“We are tired of these elephants. What is regarded as poaching is not actually poaching – it is fed-up locals who have resorted to banding together to buy automatic rifles from Mozambique and shoot elephants. We will continue shooting until they are all gone,” he said.
Other locals said the tensions had been inflamed by the government’s delay in resolving land claims.
Shoes Nyawo, a local induna at eMpondweni, said he too had been calling on the authorities to deal with the elephants and some residents were taking the law into their own hands. He said the problem had escalated and could only be resolved by a comprehensive government response.
‘Too many weapons’
A lodge manager in the area, who spoke on condition of anonymity, said hundreds of people who depend on tourism would suffer if the situation is not salvaged.
“The problem here is that there are just too many weapons here, automatic rifles, and most of these weapons come from across the border in Mozambique.
“Tourism was going well until just recently when the attacks on elephants and tourists took place. Now we hear heavy gunfire nightly and people are very scared. We appeal to the government to come to our rescue, otherwise more than 400 people working in the tourism industry in this area alone would lose their jobs,” he said, adding that tensions would be reduced if Ezemvelo KZN Wildlife would fence and protect the Pongola Nature Reserve.

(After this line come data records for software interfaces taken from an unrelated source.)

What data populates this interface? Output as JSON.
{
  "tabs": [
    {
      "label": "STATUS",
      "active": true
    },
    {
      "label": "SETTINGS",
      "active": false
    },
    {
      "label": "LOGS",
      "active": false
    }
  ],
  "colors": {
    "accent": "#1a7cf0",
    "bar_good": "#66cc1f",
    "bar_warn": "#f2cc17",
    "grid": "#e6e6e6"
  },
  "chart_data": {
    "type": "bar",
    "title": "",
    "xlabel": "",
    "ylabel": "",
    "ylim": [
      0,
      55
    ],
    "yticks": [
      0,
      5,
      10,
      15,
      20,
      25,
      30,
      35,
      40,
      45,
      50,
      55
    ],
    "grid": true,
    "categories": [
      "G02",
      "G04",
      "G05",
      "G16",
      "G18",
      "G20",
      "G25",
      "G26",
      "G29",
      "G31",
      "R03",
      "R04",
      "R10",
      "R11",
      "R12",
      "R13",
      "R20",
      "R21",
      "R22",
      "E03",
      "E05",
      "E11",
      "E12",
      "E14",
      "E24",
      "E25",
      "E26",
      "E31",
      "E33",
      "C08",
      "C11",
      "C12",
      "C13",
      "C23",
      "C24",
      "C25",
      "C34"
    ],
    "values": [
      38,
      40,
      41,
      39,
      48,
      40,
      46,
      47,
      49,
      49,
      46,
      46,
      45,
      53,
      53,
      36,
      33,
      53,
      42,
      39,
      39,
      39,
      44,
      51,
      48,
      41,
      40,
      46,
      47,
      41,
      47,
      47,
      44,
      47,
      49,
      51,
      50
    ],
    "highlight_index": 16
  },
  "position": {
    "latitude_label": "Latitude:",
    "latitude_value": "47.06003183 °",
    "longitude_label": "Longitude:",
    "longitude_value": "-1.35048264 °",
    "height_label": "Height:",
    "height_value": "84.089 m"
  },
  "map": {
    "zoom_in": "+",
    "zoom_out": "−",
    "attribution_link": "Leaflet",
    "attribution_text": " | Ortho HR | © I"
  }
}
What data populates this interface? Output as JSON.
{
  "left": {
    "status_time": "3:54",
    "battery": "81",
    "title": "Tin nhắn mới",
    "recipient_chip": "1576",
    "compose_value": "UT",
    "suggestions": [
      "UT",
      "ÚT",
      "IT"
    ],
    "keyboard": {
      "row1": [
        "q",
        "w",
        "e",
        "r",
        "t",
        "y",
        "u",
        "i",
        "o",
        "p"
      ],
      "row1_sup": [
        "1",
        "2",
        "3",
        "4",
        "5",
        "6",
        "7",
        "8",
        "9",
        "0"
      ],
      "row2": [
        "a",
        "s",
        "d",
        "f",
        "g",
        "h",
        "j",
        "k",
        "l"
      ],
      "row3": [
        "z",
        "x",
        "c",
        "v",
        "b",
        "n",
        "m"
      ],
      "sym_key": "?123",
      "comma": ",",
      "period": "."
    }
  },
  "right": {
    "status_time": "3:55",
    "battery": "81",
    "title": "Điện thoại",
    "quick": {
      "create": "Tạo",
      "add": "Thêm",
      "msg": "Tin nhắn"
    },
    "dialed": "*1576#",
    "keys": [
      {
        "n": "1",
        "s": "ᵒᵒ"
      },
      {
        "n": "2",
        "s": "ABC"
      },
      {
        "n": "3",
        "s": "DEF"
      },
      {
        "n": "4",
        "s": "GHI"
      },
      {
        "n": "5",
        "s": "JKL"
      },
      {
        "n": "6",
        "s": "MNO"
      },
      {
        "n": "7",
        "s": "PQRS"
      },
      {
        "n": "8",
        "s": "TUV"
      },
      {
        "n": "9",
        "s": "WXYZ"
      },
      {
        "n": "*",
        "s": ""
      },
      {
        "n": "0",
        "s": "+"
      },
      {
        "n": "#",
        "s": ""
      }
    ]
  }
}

“Since the shooting at the tourists on the boat [and] rampant hijacking of vehicles, there have been a lot of cancellation of bookings.”
Barend Lottering of the Nyala Anti-Poaching Unit said: “What is happening there is pure criminality. If the elephants were causing danger to them or killing their livestock they would have just shot them. But here you find that the elephants are not only killed, but their tusks are cut and taken away to be sold. This is happening at the protected area [Pongola Nature Reserve]. No elephant has been shot outside this protected area.”
He said his organisation was working with local people to stop the poaching of elephants and gillnetting of tiger fish.
“We employ local community members and we speak to community members. We consult with izinduna [headmen], amakhosi [chiefs] and other community members to assist us to stop poaching incidents. We patrol with helicopters, we do foot patrol and go on vehicles and we gather information so that we can prevent poaching,” Lottering said.
Jozini mayor Naye Mathe said the municipality could not allow the local tourist attractions to be destroyed. It was working with local communities and other stakeholders.
Ezemvelo KZN Wildlife said it would relocate the elephants as one of its interventions to prevent “long-standing human-wildlife conflict”.
Musa Mntambo, communications manager of Ezemvelo KZN Wildlife, said such conflict “has contributed to the rise of elephant poaching incidents”.
The authority was working with two conservation NGOs to move the elephants to game reserves elsewhere in South Africa and abroad.
Ezemvelo KZN Wildlife’s acting CEO, Siphesihle Mkhize, added: “Elephants are a big problem not only in KZN but in South Africa as a whole. We no longer have sufficient land to keep them. The sooner the land issue for elephants is addressed the better, as they are animals that cause many human-wildlife conflicts.
“I also appeal to protected areas with extra space for elephants to contact us. We will donate the elephants.”